(Dataset rows for apps and sites)
* * * * * * *

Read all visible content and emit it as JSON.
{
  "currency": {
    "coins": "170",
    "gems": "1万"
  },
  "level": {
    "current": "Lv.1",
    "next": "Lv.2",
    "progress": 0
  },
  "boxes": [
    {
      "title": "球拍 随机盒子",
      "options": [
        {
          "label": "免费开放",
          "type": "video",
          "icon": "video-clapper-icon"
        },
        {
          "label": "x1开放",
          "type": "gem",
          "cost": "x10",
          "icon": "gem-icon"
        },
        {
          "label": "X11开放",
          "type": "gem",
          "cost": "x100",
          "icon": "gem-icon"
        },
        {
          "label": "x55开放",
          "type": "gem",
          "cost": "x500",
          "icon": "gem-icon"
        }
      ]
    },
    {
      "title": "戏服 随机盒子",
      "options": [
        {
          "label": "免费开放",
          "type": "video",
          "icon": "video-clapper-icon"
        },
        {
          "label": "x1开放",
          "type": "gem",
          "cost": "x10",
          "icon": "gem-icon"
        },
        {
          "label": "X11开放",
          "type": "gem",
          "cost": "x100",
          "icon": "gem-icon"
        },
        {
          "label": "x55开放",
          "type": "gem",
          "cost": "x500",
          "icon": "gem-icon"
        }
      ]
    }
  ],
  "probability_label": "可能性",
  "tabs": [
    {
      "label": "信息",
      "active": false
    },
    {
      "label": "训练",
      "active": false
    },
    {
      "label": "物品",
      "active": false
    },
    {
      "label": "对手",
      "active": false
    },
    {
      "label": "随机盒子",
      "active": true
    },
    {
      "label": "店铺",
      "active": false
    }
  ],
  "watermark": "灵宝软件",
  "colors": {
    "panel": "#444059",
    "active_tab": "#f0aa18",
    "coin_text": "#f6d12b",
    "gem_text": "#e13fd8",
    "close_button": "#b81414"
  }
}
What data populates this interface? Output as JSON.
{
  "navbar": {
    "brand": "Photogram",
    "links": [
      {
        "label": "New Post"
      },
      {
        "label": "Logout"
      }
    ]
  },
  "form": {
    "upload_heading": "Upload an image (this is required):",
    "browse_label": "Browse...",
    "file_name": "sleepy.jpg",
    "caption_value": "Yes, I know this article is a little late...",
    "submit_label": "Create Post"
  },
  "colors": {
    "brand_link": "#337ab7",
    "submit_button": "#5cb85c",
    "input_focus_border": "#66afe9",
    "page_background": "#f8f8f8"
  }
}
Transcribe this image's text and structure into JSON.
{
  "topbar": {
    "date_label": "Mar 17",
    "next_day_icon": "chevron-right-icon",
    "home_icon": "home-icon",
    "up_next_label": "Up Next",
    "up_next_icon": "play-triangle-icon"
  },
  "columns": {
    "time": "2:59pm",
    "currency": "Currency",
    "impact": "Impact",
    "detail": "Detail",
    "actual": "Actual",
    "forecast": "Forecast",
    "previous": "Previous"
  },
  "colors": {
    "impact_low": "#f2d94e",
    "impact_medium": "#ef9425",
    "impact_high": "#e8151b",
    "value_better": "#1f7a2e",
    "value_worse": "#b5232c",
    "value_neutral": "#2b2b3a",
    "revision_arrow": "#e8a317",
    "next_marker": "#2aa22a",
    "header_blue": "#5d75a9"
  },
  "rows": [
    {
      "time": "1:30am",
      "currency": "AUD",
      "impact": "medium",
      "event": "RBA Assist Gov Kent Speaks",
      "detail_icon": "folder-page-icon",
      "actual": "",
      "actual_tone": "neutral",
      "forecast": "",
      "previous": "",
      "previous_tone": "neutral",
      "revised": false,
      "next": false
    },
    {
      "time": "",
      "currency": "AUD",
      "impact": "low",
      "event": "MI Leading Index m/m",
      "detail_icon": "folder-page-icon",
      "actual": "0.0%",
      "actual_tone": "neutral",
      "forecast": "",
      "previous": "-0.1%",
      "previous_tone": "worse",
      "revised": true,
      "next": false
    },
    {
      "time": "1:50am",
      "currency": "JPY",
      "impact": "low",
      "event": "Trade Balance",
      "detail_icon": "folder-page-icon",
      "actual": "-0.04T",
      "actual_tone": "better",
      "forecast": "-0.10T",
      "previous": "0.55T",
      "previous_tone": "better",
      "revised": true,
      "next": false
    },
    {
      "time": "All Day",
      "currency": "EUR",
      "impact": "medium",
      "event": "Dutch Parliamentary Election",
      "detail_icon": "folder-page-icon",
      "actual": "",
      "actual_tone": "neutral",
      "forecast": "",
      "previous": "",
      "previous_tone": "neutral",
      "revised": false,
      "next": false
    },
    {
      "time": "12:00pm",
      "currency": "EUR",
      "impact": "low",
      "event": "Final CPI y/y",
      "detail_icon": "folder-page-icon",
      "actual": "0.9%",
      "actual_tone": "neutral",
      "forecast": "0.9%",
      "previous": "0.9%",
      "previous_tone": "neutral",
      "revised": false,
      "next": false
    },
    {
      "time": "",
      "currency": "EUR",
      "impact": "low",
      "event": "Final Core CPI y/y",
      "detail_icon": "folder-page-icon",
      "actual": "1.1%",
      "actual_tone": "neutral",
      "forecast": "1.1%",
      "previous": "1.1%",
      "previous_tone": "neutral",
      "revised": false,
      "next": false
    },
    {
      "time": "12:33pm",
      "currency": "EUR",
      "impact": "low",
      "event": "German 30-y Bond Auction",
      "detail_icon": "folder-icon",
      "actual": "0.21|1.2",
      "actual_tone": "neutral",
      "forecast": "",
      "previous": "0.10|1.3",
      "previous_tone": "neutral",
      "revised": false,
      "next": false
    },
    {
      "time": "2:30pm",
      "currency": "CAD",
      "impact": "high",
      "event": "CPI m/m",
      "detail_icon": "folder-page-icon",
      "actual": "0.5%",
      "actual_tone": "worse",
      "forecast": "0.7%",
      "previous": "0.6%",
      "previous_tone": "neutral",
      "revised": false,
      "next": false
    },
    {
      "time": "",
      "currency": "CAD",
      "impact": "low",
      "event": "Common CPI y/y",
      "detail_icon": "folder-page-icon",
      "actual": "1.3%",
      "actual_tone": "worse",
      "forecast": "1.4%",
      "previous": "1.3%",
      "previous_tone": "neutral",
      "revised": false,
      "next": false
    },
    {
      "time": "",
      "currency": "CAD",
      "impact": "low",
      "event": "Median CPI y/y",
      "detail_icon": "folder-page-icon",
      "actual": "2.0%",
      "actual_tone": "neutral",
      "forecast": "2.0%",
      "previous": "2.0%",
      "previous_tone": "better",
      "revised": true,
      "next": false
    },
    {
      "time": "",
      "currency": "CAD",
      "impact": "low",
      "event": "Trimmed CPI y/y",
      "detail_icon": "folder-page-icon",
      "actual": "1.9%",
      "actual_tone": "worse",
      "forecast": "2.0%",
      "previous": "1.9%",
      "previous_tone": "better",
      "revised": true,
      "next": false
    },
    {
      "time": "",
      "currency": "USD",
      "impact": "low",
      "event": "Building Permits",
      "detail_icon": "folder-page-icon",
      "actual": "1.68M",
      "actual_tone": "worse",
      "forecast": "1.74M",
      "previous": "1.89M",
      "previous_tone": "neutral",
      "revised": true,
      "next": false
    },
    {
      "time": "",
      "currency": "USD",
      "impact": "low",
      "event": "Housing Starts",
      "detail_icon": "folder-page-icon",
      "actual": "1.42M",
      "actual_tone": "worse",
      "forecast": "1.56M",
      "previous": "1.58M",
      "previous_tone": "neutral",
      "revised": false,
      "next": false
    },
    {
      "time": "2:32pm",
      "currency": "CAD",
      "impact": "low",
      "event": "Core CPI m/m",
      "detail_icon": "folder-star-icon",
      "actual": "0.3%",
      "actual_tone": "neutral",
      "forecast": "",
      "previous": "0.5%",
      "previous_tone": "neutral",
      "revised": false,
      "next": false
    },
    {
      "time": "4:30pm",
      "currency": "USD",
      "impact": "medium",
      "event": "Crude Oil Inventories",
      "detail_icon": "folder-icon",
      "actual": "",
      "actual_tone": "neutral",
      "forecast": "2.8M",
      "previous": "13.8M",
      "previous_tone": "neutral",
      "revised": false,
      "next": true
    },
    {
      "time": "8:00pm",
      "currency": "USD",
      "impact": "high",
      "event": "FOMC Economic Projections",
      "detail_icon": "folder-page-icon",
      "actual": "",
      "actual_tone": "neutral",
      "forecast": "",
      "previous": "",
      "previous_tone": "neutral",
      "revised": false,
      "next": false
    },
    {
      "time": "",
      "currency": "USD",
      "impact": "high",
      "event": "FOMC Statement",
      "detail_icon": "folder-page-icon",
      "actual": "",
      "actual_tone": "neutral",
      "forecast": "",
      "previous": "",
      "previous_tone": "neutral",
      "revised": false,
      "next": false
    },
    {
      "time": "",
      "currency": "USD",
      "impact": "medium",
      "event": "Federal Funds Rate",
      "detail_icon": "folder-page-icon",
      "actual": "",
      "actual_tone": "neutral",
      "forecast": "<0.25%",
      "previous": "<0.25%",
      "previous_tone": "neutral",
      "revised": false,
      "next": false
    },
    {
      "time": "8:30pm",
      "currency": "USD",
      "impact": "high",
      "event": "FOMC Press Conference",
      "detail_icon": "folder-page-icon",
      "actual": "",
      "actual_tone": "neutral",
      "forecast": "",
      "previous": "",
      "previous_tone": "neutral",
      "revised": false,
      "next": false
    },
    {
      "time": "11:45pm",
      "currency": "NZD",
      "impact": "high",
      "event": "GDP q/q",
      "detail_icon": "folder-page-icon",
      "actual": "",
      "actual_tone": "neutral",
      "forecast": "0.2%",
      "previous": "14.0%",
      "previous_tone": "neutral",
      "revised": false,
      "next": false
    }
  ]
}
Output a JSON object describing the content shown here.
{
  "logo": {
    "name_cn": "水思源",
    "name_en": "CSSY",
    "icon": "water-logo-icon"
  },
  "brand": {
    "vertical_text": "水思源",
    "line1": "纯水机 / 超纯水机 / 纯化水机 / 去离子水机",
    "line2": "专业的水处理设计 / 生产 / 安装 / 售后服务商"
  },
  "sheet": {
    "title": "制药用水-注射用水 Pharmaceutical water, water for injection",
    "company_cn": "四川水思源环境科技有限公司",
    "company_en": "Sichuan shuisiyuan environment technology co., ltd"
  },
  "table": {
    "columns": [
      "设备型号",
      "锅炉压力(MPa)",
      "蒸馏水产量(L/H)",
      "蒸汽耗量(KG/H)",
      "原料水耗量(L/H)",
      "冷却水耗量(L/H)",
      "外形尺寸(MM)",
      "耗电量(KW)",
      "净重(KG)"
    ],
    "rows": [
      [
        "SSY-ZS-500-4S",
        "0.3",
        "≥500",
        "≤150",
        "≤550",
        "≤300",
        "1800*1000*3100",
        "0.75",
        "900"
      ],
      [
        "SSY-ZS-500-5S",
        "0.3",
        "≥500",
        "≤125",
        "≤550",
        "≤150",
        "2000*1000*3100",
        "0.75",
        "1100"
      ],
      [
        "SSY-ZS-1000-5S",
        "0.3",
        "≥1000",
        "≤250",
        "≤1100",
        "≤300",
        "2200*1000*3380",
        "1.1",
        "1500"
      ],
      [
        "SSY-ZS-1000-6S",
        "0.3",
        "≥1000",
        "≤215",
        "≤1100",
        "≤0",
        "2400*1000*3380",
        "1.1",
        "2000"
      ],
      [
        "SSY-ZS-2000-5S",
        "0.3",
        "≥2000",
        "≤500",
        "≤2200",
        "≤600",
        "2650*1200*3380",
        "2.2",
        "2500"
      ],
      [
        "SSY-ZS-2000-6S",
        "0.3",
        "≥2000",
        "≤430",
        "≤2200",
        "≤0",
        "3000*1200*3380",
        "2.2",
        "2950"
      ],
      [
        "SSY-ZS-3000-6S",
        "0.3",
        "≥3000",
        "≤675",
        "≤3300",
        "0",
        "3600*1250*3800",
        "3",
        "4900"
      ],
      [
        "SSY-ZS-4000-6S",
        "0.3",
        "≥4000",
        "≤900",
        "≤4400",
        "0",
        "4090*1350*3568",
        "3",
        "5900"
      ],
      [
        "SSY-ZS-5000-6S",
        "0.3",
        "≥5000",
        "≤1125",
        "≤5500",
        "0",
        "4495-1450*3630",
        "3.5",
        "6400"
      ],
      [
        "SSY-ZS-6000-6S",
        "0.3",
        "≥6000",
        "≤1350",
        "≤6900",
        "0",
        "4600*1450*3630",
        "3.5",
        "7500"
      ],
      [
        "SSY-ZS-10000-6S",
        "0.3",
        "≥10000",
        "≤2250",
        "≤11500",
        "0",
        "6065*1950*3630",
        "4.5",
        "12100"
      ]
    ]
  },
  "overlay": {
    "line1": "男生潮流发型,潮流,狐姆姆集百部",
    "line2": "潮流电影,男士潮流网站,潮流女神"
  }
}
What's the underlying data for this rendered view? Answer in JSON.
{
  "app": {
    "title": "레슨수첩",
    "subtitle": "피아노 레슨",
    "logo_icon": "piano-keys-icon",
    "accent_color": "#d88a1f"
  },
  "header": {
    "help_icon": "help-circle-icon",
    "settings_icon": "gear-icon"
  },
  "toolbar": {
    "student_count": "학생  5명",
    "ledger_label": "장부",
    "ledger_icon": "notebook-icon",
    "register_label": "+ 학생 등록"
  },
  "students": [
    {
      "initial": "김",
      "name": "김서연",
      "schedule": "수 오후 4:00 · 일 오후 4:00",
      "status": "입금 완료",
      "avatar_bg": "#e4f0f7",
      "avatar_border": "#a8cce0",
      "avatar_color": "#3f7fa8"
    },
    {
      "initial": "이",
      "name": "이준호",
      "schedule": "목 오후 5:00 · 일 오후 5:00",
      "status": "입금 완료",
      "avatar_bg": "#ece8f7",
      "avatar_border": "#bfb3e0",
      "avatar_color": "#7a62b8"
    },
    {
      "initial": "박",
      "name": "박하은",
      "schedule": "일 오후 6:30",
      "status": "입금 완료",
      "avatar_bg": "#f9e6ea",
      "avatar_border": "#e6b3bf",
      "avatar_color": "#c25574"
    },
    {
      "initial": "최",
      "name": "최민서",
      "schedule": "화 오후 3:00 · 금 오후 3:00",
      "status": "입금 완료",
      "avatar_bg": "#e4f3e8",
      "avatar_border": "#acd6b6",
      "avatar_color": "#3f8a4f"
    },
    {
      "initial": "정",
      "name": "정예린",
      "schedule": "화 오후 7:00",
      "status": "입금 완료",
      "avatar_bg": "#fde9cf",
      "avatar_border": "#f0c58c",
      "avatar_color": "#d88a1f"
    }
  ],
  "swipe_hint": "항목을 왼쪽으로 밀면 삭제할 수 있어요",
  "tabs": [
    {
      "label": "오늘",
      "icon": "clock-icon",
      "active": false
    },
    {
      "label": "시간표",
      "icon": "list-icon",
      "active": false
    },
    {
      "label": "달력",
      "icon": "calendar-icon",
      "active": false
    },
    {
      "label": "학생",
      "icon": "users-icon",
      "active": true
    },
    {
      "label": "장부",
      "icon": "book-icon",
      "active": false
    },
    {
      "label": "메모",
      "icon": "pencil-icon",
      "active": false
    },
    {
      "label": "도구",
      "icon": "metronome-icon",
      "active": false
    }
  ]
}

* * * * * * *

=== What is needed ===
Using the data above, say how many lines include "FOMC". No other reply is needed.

=== Solution to this task ===
3